- INFORMATION
* * *

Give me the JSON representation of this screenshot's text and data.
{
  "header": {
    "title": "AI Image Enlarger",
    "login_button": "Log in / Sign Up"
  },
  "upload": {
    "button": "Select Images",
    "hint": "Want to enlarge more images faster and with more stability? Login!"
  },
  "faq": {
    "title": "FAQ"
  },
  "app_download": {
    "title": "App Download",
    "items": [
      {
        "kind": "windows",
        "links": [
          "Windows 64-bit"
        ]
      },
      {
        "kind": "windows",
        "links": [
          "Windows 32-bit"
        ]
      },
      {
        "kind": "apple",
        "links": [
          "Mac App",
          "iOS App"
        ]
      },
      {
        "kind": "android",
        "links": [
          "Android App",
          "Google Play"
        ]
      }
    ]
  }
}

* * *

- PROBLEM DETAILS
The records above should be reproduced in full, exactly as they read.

- ANSWER TO THE EXERCISE
Give me the JSON representation of this screenshot's text and data.
{
  "header": {
    "title": "AI Image Enlarger",
    "login_button": "Log in / Sign Up"
  },
  "upload": {
    "button": "Select Images",
    "hint": "Want to enlarge more images faster and with more stability? Login!"
  },
  "faq": {
    "title": "FAQ"
  },
  "app_download": {
    "title": "App Download",
    "items": [
      {
        "kind": "windows",
        "links": [
          "Windows 64-bit"
        ]
      },
      {
        "kind": "windows",
        "links": [
          "Windows 32-bit"
        ]
      },
      {
        "kind": "apple",
        "links": [
          "Mac App",
          "iOS App"
        ]
      },
      {
        "kind": "android",
        "links": [
          "Android App",
          "Google Play"
        ]
      }
    ]
  }
}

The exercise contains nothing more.